___ Task inputs ___

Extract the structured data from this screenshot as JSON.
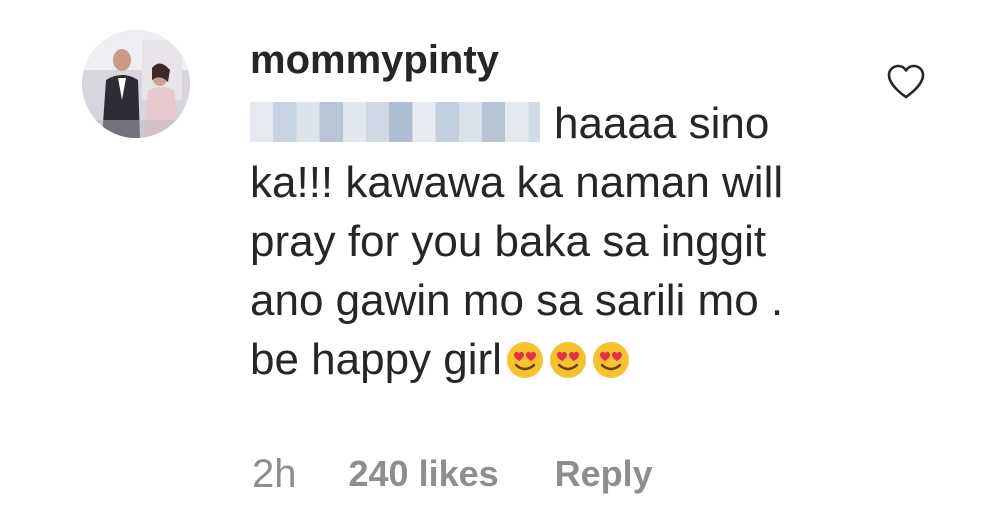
{
  "comment": {
    "username": "mommypinty",
    "text": "haaaa sino ka!!! kawawa ka naman will pray for you baka sa inggit ano gawin mo sa sarili mo . be happy girl",
    "emojis": [
      "heart-eyes-emoji",
      "heart-eyes-emoji",
      "heart-eyes-emoji"
    ],
    "time": "2h",
    "likes": "240 likes",
    "reply_label": "Reply"
  },
  "icons": {
    "like": "heart-outline-icon"
  },
  "colors": {
    "text": "#262626",
    "meta": "#8e8e8e",
    "emoji_face": "#f7c22b",
    "emoji_hearts": "#e2304b"
  }
}
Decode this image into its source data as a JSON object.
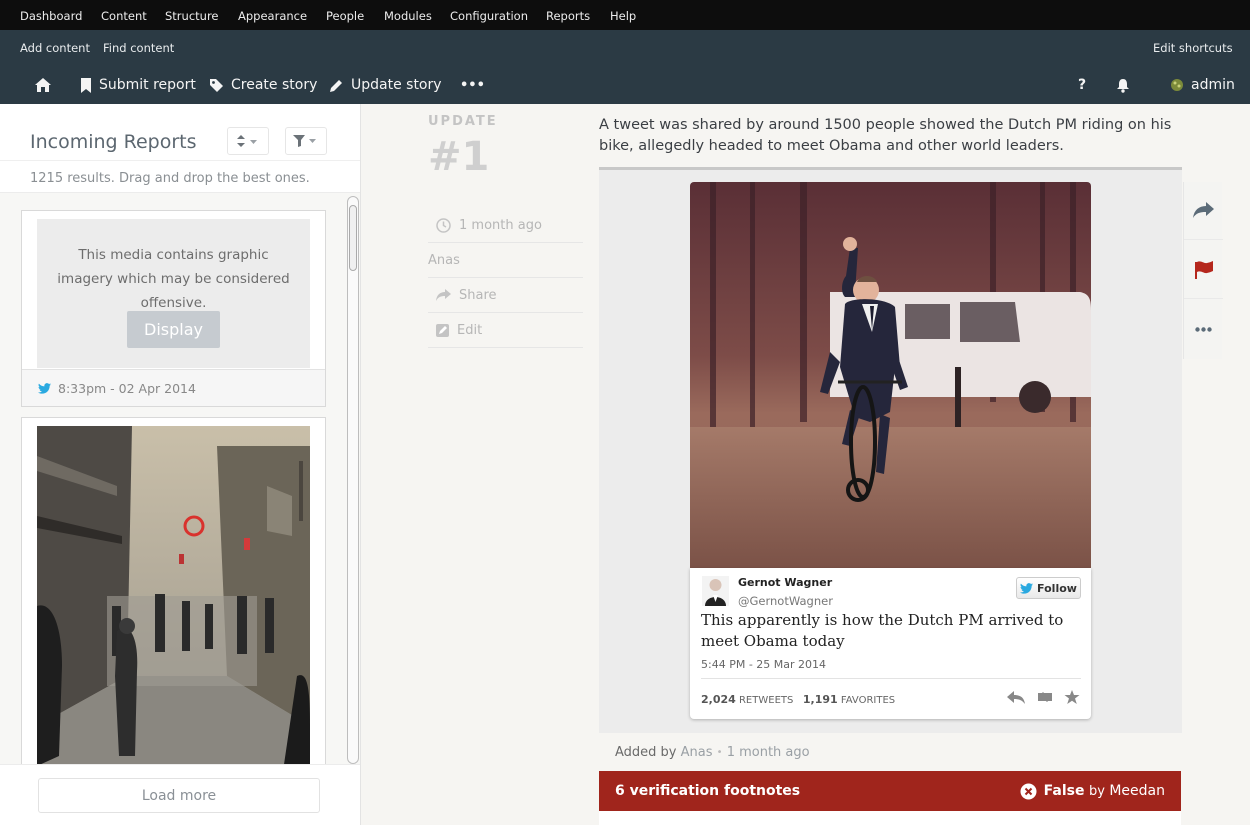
{
  "admin_menu": [
    "Dashboard",
    "Content",
    "Structure",
    "Appearance",
    "People",
    "Modules",
    "Configuration",
    "Reports",
    "Help"
  ],
  "shortcuts": {
    "items": [
      "Add content",
      "Find content"
    ],
    "edit": "Edit shortcuts"
  },
  "toolbar": {
    "submit_report": "Submit report",
    "create_story": "Create story",
    "update_story": "Update story",
    "more": "•••",
    "help": "?",
    "user": "admin"
  },
  "sidebar": {
    "title": "Incoming Reports",
    "results": "1215 results. Drag and drop the best ones.",
    "card1": {
      "warning": "This media contains graphic imagery which may be considered offensive.",
      "display_button": "Display",
      "timestamp": "8:33pm - 02 Apr 2014"
    },
    "load_more": "Load more"
  },
  "update": {
    "label": "UPDATE",
    "number": "#1",
    "time": "1 month ago",
    "author": "Anas",
    "share": "Share",
    "edit": "Edit"
  },
  "story": {
    "text": "A tweet was shared by around 1500 people showed the Dutch PM riding on his bike, allegedly headed to meet Obama and other world leaders."
  },
  "tweet": {
    "name": "Gernot Wagner",
    "handle": "@GernotWagner",
    "follow": "Follow",
    "text": "This apparently is how the Dutch PM arrived to meet Obama today",
    "time": "5:44 PM - 25 Mar 2014",
    "retweets": "2,024",
    "retweets_label": "RETWEETS",
    "favorites": "1,191",
    "favorites_label": "FAVORITES"
  },
  "added_by": {
    "prefix": "Added by",
    "user": "Anas",
    "sep": "•",
    "time": "1 month ago"
  },
  "verification": {
    "footnotes": "6 verification footnotes",
    "status": "False",
    "by": "by",
    "source": "Meedan"
  },
  "colors": {
    "admin_bar": "#0d0d0d",
    "toolbar": "#2b3a44",
    "false_banner": "#a0251c",
    "flag": "#b5271d",
    "twitter": "#2aa9e0"
  }
}
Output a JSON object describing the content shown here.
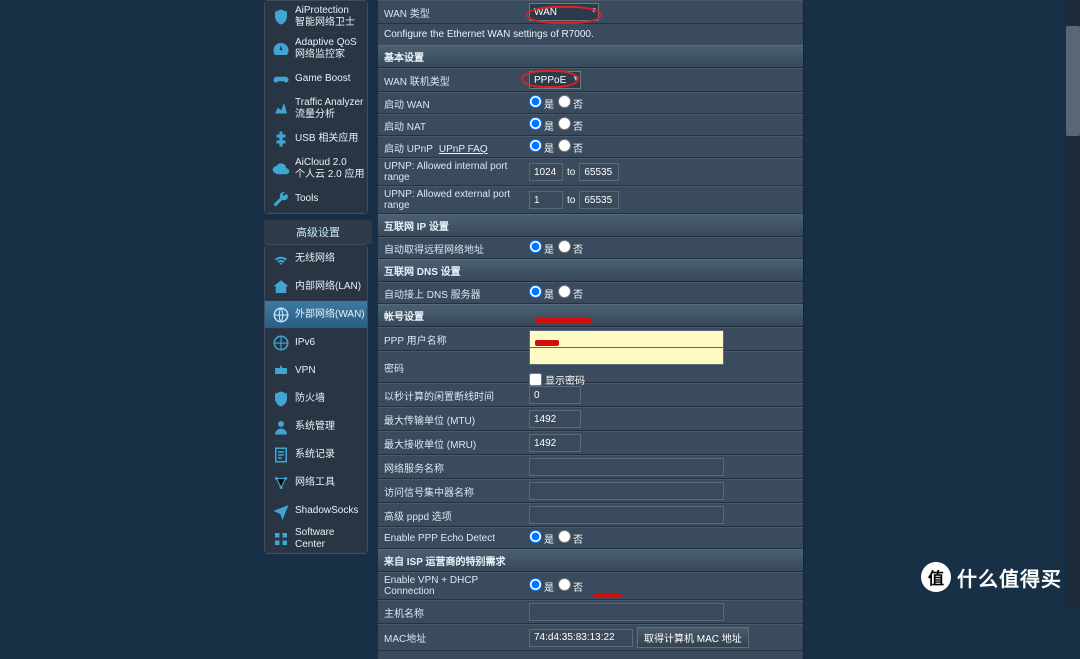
{
  "sidebar1": {
    "items": [
      {
        "t1": "AiProtection",
        "t2": "智能网络卫士"
      },
      {
        "t1": "Adaptive QoS",
        "t2": "网络监控家"
      },
      {
        "t1": "Game Boost",
        "t2": ""
      },
      {
        "t1": "Traffic Analyzer",
        "t2": "流量分析"
      },
      {
        "t1": "USB 相关应用",
        "t2": ""
      },
      {
        "t1": "AiCloud 2.0",
        "t2": "个人云 2.0 应用"
      },
      {
        "t1": "Tools",
        "t2": ""
      }
    ]
  },
  "adv_header": "高级设置",
  "sidebar2": {
    "items": [
      {
        "label": "无线网络"
      },
      {
        "label": "内部网络(LAN)"
      },
      {
        "label": "外部网络(WAN)"
      },
      {
        "label": "IPv6"
      },
      {
        "label": "VPN"
      },
      {
        "label": "防火墙"
      },
      {
        "label": "系统管理"
      },
      {
        "label": "系统记录"
      },
      {
        "label": "网络工具"
      },
      {
        "label": "ShadowSocks"
      },
      {
        "label": "Software Center"
      }
    ]
  },
  "wan_type": {
    "label": "WAN 类型",
    "value": "WAN"
  },
  "config_desc": "Configure the Ethernet WAN settings of R7000.",
  "sect_basic": "基本设置",
  "rows": {
    "conn": {
      "label": "WAN 联机类型",
      "value": "PPPoE"
    },
    "enable_wan": {
      "label": "启动 WAN",
      "yes": "是",
      "no": "否"
    },
    "enable_nat": {
      "label": "启动 NAT",
      "yes": "是",
      "no": "否"
    },
    "enable_upnp": {
      "label": "启动 UPnP",
      "yes": "是",
      "no": "否",
      "faq": "UPnP   FAQ"
    },
    "upnp_int": {
      "label": "UPNP: Allowed internal port range",
      "v1": "1024",
      "v2": "65535",
      "to": "to"
    },
    "upnp_ext": {
      "label": "UPNP: Allowed external port range",
      "v1": "1",
      "v2": "65535",
      "to": "to"
    }
  },
  "sect_ip": "互联网 IP 设置",
  "auto_ip": {
    "label": "自动取得远程网络地址",
    "yes": "是",
    "no": "否"
  },
  "sect_dns": "互联网 DNS 设置",
  "auto_dns": {
    "label": "自动接上 DNS 服务器",
    "yes": "是",
    "no": "否"
  },
  "sect_acct": "帐号设置",
  "acct": {
    "user": "PPP 用户名称",
    "pass": "密码",
    "showpass": "显示密码",
    "idle": {
      "label": "以秒计算的闲置断线时间",
      "v": "0"
    },
    "mtu": {
      "label": "最大传输单位 (MTU)",
      "v": "1492"
    },
    "mru": {
      "label": "最大接收单位 (MRU)",
      "v": "1492"
    },
    "svc": "网络服务名称",
    "conc": "访问信号集中器名称",
    "pppd": "高级 pppd 选项",
    "echo": {
      "label": "Enable PPP Echo Detect",
      "yes": "是",
      "no": "否"
    }
  },
  "sect_isp": "来自 ISP 运营商的特别需求",
  "isp": {
    "vpn": {
      "label": "Enable VPN + DHCP Connection",
      "yes": "是",
      "no": "否"
    },
    "host": "主机名称",
    "mac": {
      "label": "MAC地址",
      "v": "74:d4:35:83:13:22",
      "btn": "取得计算机 MAC 地址"
    }
  },
  "watermark": {
    "badge": "值",
    "text": "什么值得买"
  }
}
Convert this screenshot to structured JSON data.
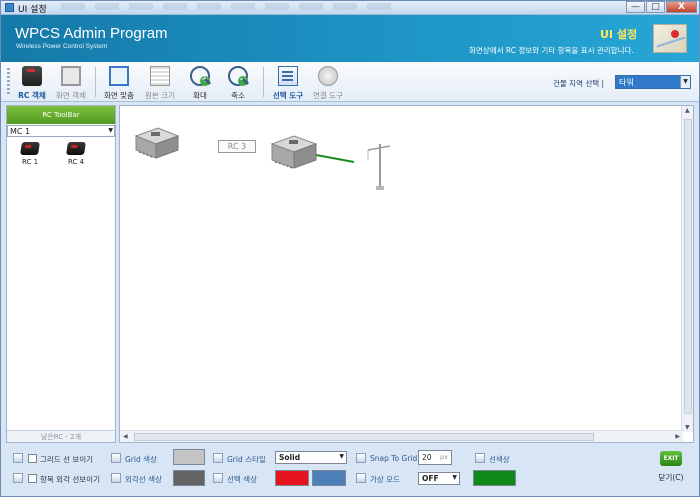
{
  "window": {
    "title": "UI 설정",
    "controls": [
      "—",
      "□",
      "X"
    ]
  },
  "banner": {
    "app_title": "WPCS Admin Program",
    "app_subtitle": "Wireless Power Control System",
    "section_title": "UI 설정",
    "section_desc": "화면상에서 RC 정보와 기타 항목을 표시 관리합니다."
  },
  "toolbar": {
    "items": [
      {
        "label": "RC 객체",
        "icon": "rc-device-icon",
        "state": "active"
      },
      {
        "label": "화면 객체",
        "icon": "monitor-icon",
        "state": "disabled"
      },
      {
        "label": "화면 맞춤",
        "icon": "fit-screen-icon",
        "state": "normal"
      },
      {
        "label": "원본 크기",
        "icon": "original-size-icon",
        "state": "disabled"
      },
      {
        "label": "확대",
        "icon": "zoom-in-icon",
        "state": "normal"
      },
      {
        "label": "축소",
        "icon": "zoom-out-icon",
        "state": "normal"
      },
      {
        "label": "선택 도구",
        "icon": "select-tool-icon",
        "state": "active"
      },
      {
        "label": "연결 도구",
        "icon": "connect-tool-icon",
        "state": "disabled"
      }
    ],
    "region_label": "건물 지역 선택 |",
    "region_value": "타워"
  },
  "left_panel": {
    "header": "RC ToolBar",
    "mc_value": "MC 1",
    "items": [
      {
        "label": "RC 1"
      },
      {
        "label": "RC 4"
      }
    ],
    "remaining": "남은RC - 2개"
  },
  "canvas": {
    "rc3_label": "RC 3",
    "line_color": "#1c8a1c"
  },
  "bottom": {
    "grid_show": "그리드 선 보이기",
    "outline_show": "항목 외각 선보이기",
    "grid_color_label": "Grid 색상",
    "outline_color_label": "외각선 색상",
    "grid_style_label": "Grid 스타일",
    "grid_style_value": "Solid",
    "select_color_label": "선택 색상",
    "snap_label": "Snap To Grid",
    "snap_value": "20",
    "snap_unit": "px",
    "virtual_mode_label": "가상 모드",
    "virtual_mode_value": "OFF",
    "line_color_label": "선색상",
    "colors": {
      "grid": "#c4c4c4",
      "outline": "#646464",
      "select_red": "#e6141e",
      "select_blue": "#4a7fb8",
      "line": "#0d8a18"
    },
    "exit_icon_text": "EXIT",
    "close_label": "닫기(C)"
  }
}
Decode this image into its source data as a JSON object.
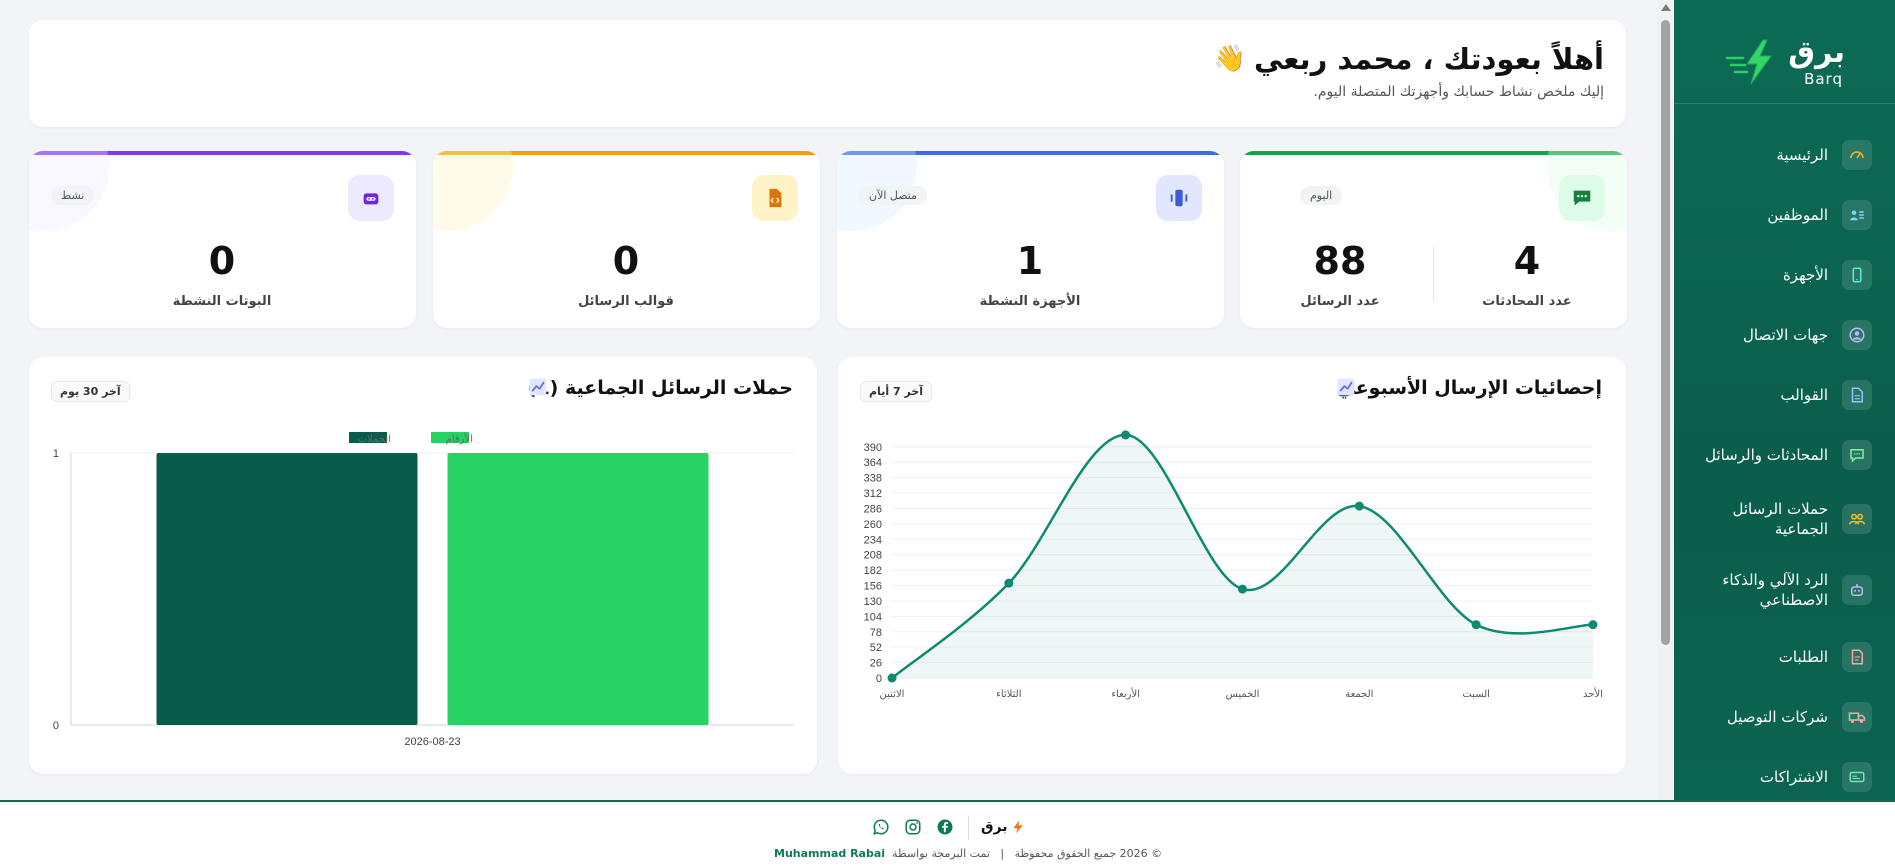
{
  "sidebar": {
    "logo_word": "برق",
    "logo_latin": "Barq",
    "items": [
      {
        "label": "الرئيسية",
        "icon": "gauge-icon"
      },
      {
        "label": "الموظفين",
        "icon": "id-card-icon"
      },
      {
        "label": "الأجهزة",
        "icon": "phone-icon"
      },
      {
        "label": "جهات الاتصال",
        "icon": "contact-icon"
      },
      {
        "label": "القوالب",
        "icon": "document-icon"
      },
      {
        "label": "المحادثات والرسائل",
        "icon": "chat-icon"
      },
      {
        "label": "حملات الرسائل الجماعية",
        "icon": "users-icon"
      },
      {
        "label": "الرد الآلي والذكاء الاصطناعي",
        "icon": "robot-icon"
      },
      {
        "label": "الطلبات",
        "icon": "orders-icon"
      },
      {
        "label": "شركات التوصيل",
        "icon": "truck-icon"
      },
      {
        "label": "الاشتراكات",
        "icon": "card-icon"
      }
    ]
  },
  "welcome": {
    "title": "أهلاً بعودتك ، محمد ربعي",
    "wave": "👋",
    "subtitle": "إليك ملخص نشاط حسابك وأجهزتك المتصلة اليوم."
  },
  "stats": {
    "messages_card": {
      "badge": "اليوم",
      "conversations_value": "4",
      "conversations_label": "عدد المحادثات",
      "messages_value": "88",
      "messages_label": "عدد الرسائل"
    },
    "devices_card": {
      "badge": "متصل الآن",
      "value": "1",
      "label": "الأجهزة النشطة"
    },
    "templates_card": {
      "value": "0",
      "label": "قوالب الرسائل"
    },
    "bots_card": {
      "badge": "نشط",
      "value": "0",
      "label": "البوتات النشطة"
    }
  },
  "weekly_chart": {
    "title": "إحصائيات الإرسال الأسبوعي",
    "range": "آخر 7 أيام"
  },
  "campaign_chart": {
    "title": "حملات الرسائل الجماعية (1)",
    "range": "آخر 30 يوم"
  },
  "chart_data": [
    {
      "type": "area",
      "categories": [
        "الاثنين",
        "الثلاثاء",
        "الأربعاء",
        "الخميس",
        "الجمعة",
        "السبت",
        "الأحد"
      ],
      "values": [
        0,
        160,
        410,
        150,
        290,
        90,
        90
      ],
      "yticks": [
        0,
        26,
        52,
        78,
        104,
        130,
        156,
        182,
        208,
        234,
        260,
        286,
        312,
        338,
        364,
        390
      ],
      "ylim": [
        0,
        420
      ],
      "grid": true,
      "color": "#0f8a72"
    },
    {
      "type": "bar",
      "categories": [
        "2026-08-23"
      ],
      "series": [
        {
          "name": "الحملات",
          "values": [
            1
          ],
          "color": "#0a5c4a"
        },
        {
          "name": "الأرقام",
          "values": [
            1
          ],
          "color": "#27d163"
        }
      ],
      "yticks": [
        0,
        1
      ],
      "ylim": [
        0,
        1
      ],
      "legend": "top"
    }
  ],
  "footer": {
    "brand": "برق",
    "copyright": "© 2026 جميع الحقوق محفوظة",
    "separator": "|",
    "credit": "تمت البرمجة بواسطة",
    "author": "Muhammad Rabai"
  },
  "colors": {
    "brand": "#0d6b55",
    "green": "#27d163",
    "purple": "#7c3aed",
    "orange": "#f59e0b",
    "blue": "#3b82f6"
  }
}
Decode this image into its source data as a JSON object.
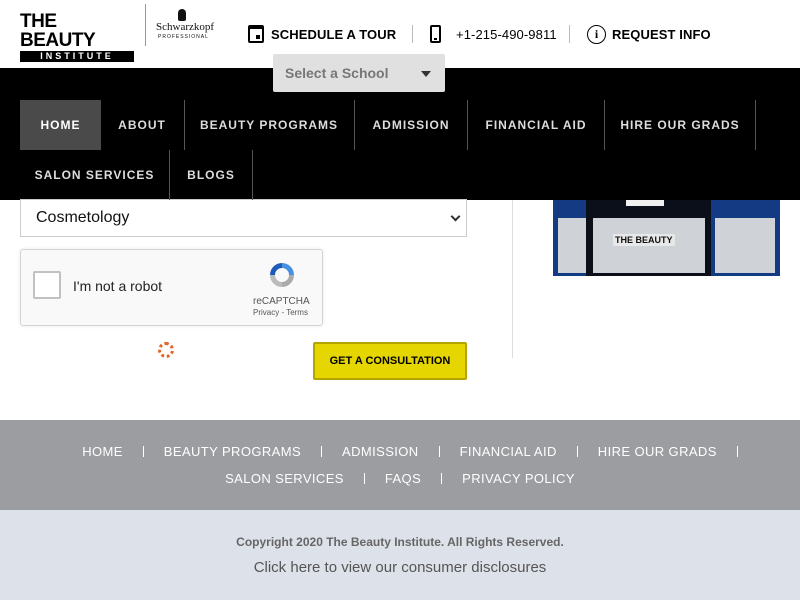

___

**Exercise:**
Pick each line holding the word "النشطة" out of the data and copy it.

**Result for this exercise:**
      "label": "الأجهزة النشطة"
      "label": "البوتات النشطة"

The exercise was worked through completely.